• **Your assignment**: Throughout the records below, find each line holding "JSON" and copy it.

Start of Available records

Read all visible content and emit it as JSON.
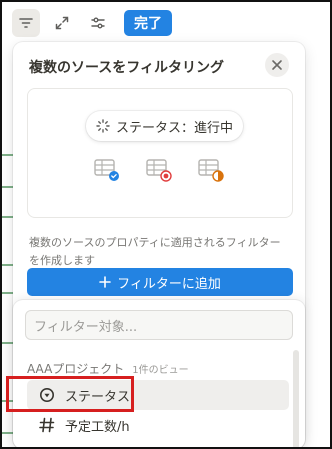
{
  "toolbar": {
    "icons": [
      "filter-icon",
      "expand-icon",
      "sliders-icon"
    ],
    "done_label": "完了"
  },
  "panel": {
    "title": "複数のソースをフィルタリング",
    "status_chip": "ステータス：進行中",
    "description": "複数のソースのプロパティに適用されるフィルターを作成します",
    "add_filter_label": "フィルターに追加"
  },
  "dropdown": {
    "search_placeholder": "フィルター対象...",
    "group_title": "AAAプロジェクト",
    "group_sub": "1件のビュー",
    "items": [
      {
        "label": "ステータス",
        "icon": "status-icon"
      },
      {
        "label": "予定工数/h",
        "icon": "hash-icon"
      }
    ]
  },
  "colors": {
    "accent": "#2383e2",
    "highlight": "#d61f1f",
    "badge_blue": "#2383e2",
    "badge_red": "#e03e3e",
    "badge_orange": "#d9730d"
  }
}
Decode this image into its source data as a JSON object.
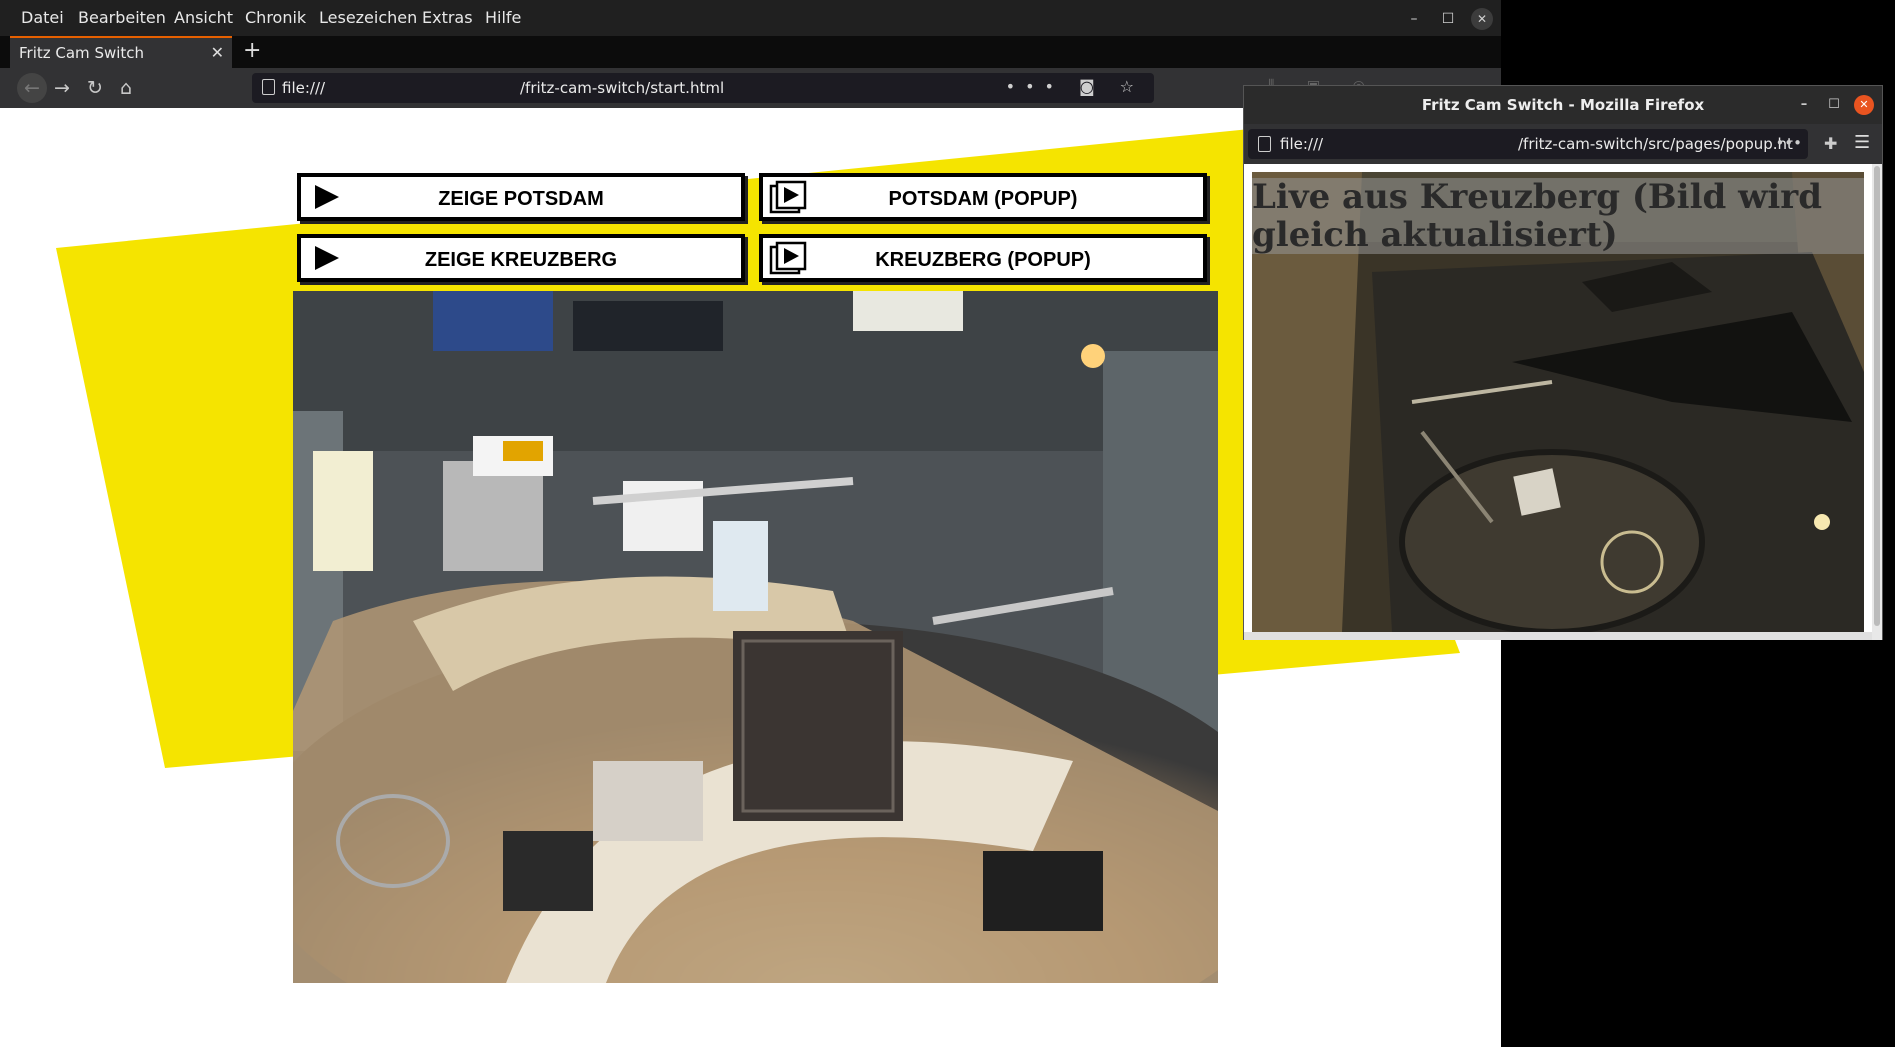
{
  "main_window": {
    "menu": [
      "Datei",
      "Bearbeiten",
      "Ansicht",
      "Chronik",
      "Lesezeichen",
      "Extras",
      "Hilfe"
    ],
    "tab_title": "Fritz Cam Switch",
    "url_scheme": "file:///",
    "url_path": "/fritz-cam-switch/start.html",
    "window_controls": {
      "minimize": "–",
      "maximize": "☐",
      "close": "✕"
    }
  },
  "page": {
    "accent_color": "#f5e400",
    "buttons": {
      "show_potsdam": "ZEIGE POTSDAM",
      "potsdam_popup": "POTSDAM (POPUP)",
      "show_kreuzberg": "ZEIGE KREUZBERG",
      "kreuzberg_popup": "KREUZBERG (POPUP)"
    }
  },
  "popup_window": {
    "title": "Fritz Cam Switch - Mozilla Firefox",
    "url_scheme": "file:///",
    "url_path": "/fritz-cam-switch/src/pages/popup.ht",
    "caption": "Live aus Kreuzberg (Bild wird gleich aktualisiert)"
  }
}
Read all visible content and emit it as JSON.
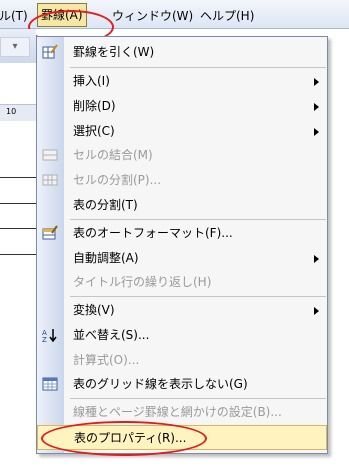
{
  "menubar": {
    "items": [
      {
        "label": "ル(T)"
      },
      {
        "label": "罫線(A)"
      },
      {
        "label": "ウィンドウ(W)"
      },
      {
        "label": "ヘルプ(H)"
      }
    ]
  },
  "ruler": {
    "mark": "10"
  },
  "menu": {
    "items": [
      {
        "label": "罫線を引く(W)",
        "icon": "draw-table-icon"
      },
      {
        "label": "挿入(I)",
        "submenu": true
      },
      {
        "label": "削除(D)",
        "submenu": true
      },
      {
        "label": "選択(C)",
        "submenu": true
      },
      {
        "label": "セルの結合(M)",
        "disabled": true,
        "icon": "merge-cells-icon"
      },
      {
        "label": "セルの分割(P)...",
        "disabled": true,
        "icon": "split-cells-icon"
      },
      {
        "label": "表の分割(T)"
      },
      {
        "label": "表のオートフォーマット(F)...",
        "icon": "autoformat-icon"
      },
      {
        "label": "自動調整(A)",
        "submenu": true
      },
      {
        "label": "タイトル行の繰り返し(H)",
        "disabled": true
      },
      {
        "label": "変換(V)",
        "submenu": true
      },
      {
        "label": "並べ替え(S)...",
        "icon": "sort-icon"
      },
      {
        "label": "計算式(O)...",
        "disabled": true
      },
      {
        "label": "表のグリッド線を表示しない(G)",
        "icon": "gridlines-icon"
      },
      {
        "label": "線種とページ罫線と網かけの設定(B)...",
        "disabled": true
      },
      {
        "label": "表のプロパティ(R)...",
        "highlighted": true
      }
    ]
  },
  "colors": {
    "highlight": "#fff3c0",
    "annotation": "#e21b1b",
    "disabled": "#9a9a9a"
  }
}
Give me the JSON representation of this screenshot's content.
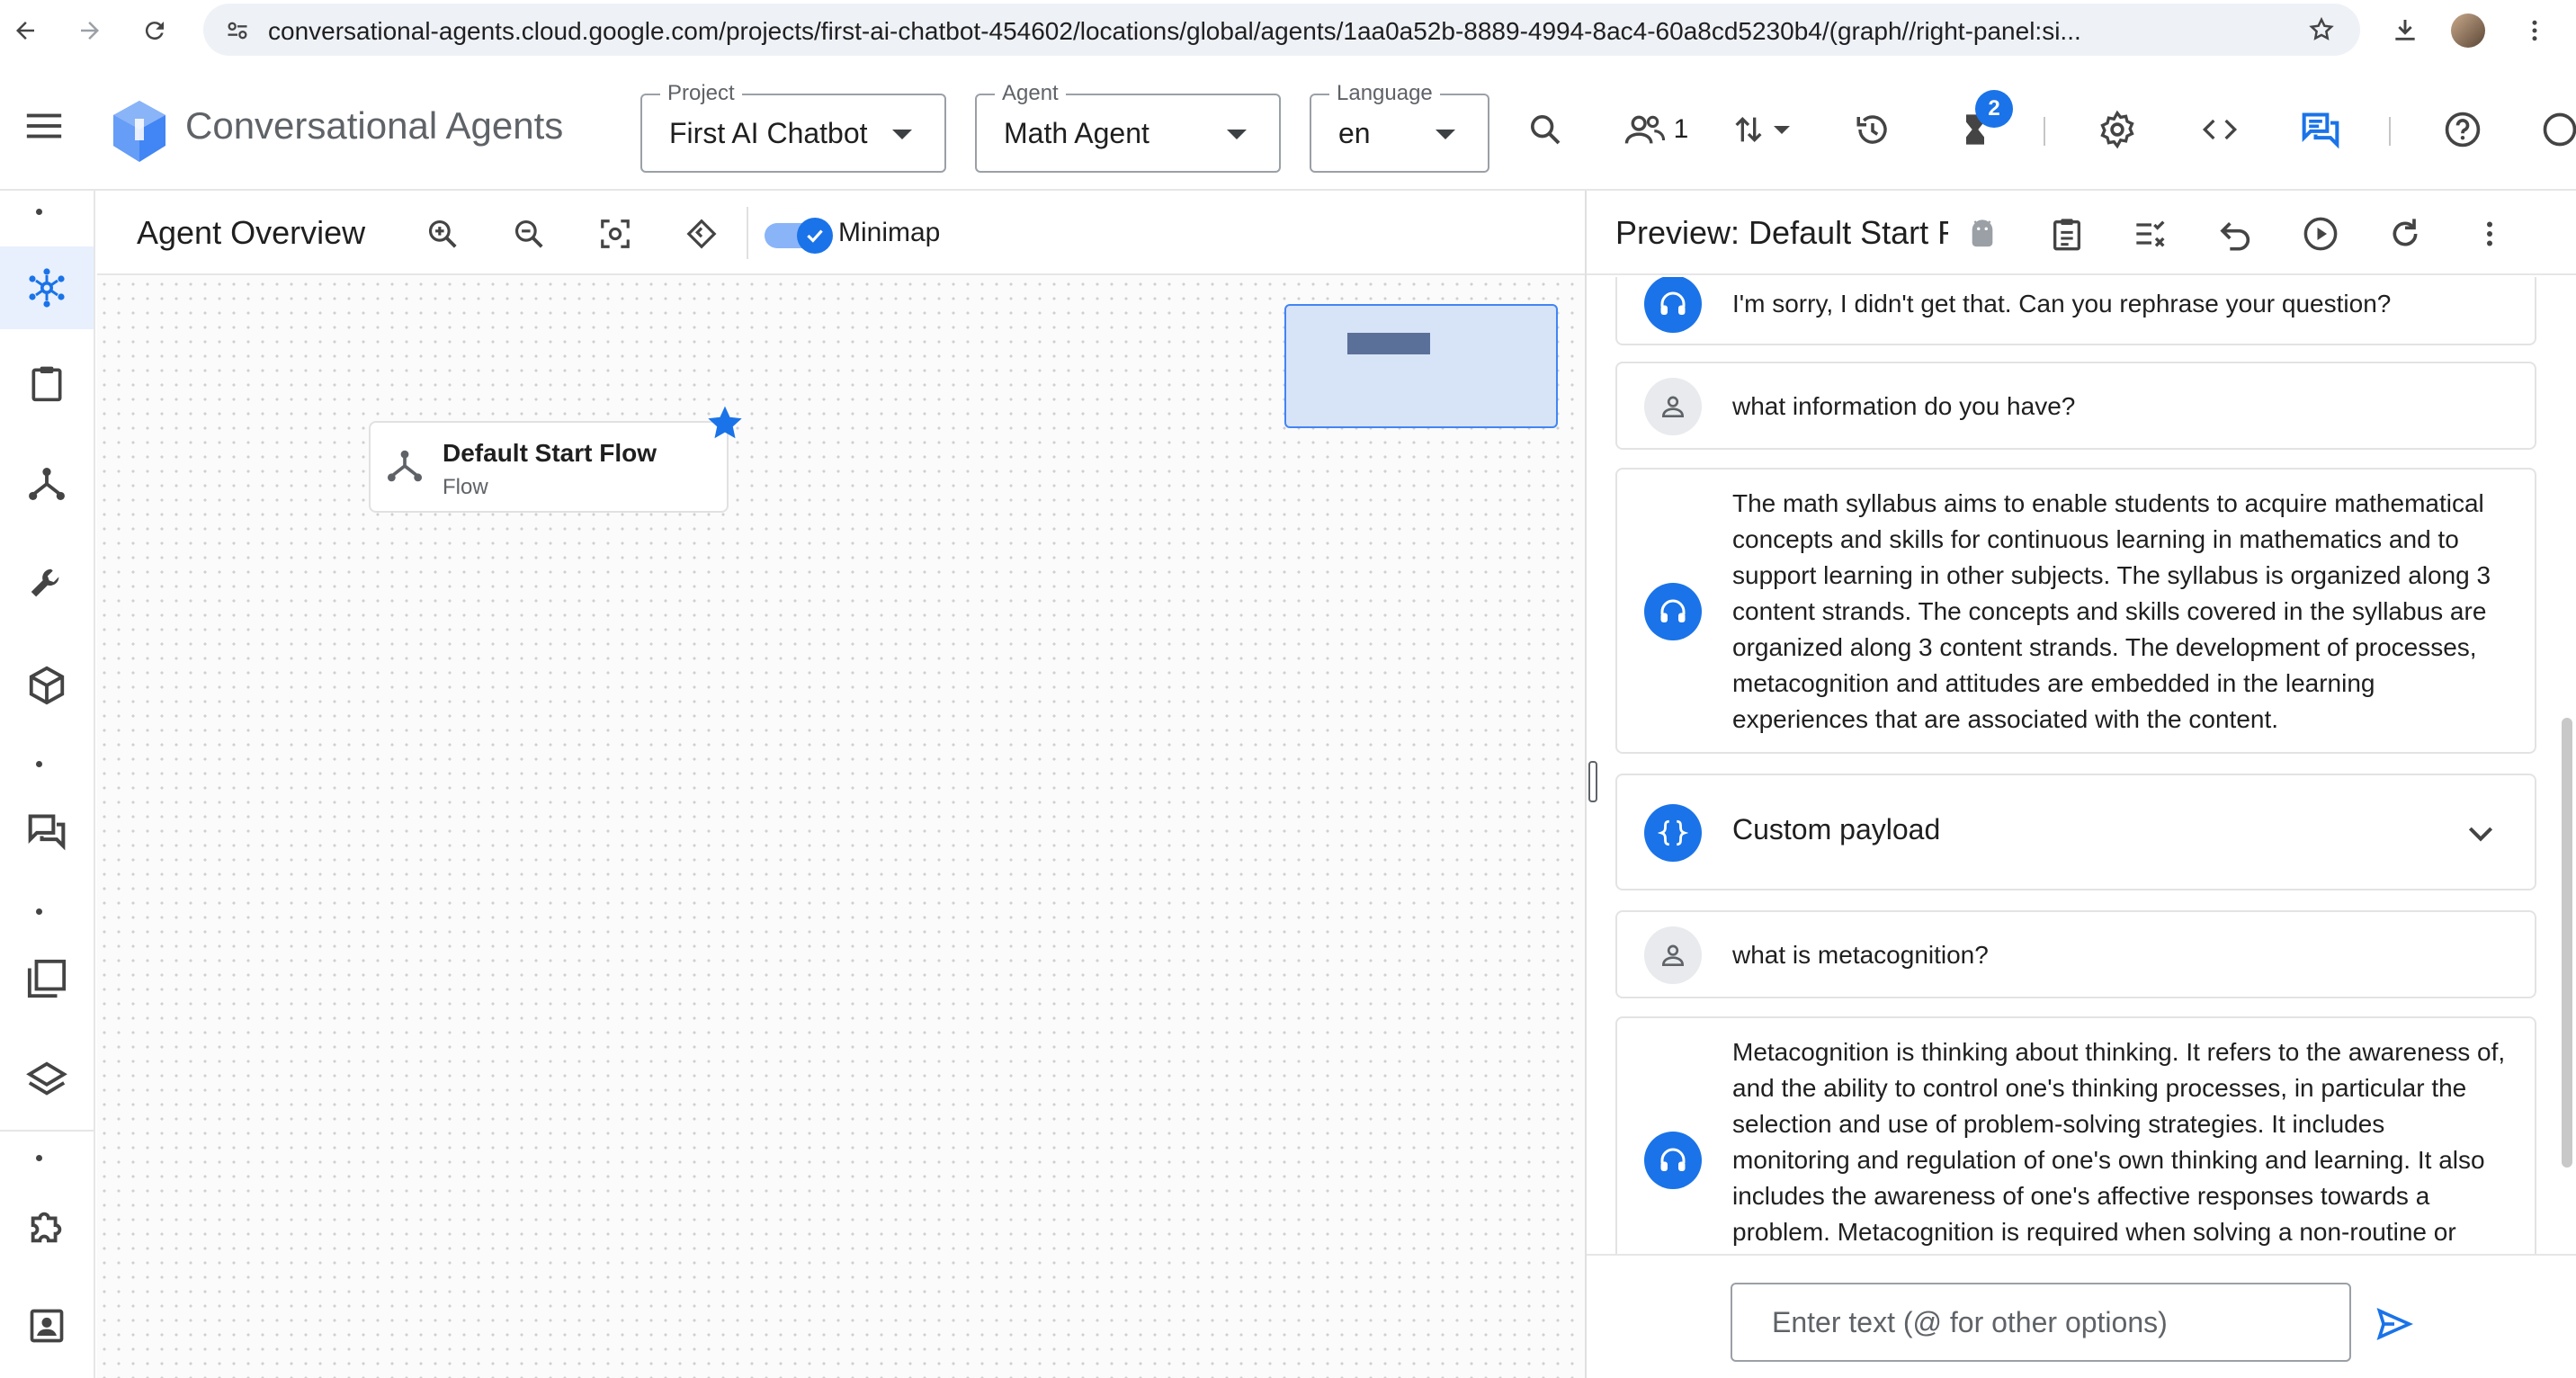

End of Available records

• **Answer to the problem**:
Read all visible content and emit it as JSON.
Decode this image into its source data as a JSON object.
Read all visible content and emit it as JSON.
Give me the JSON representation of this screenshot's content.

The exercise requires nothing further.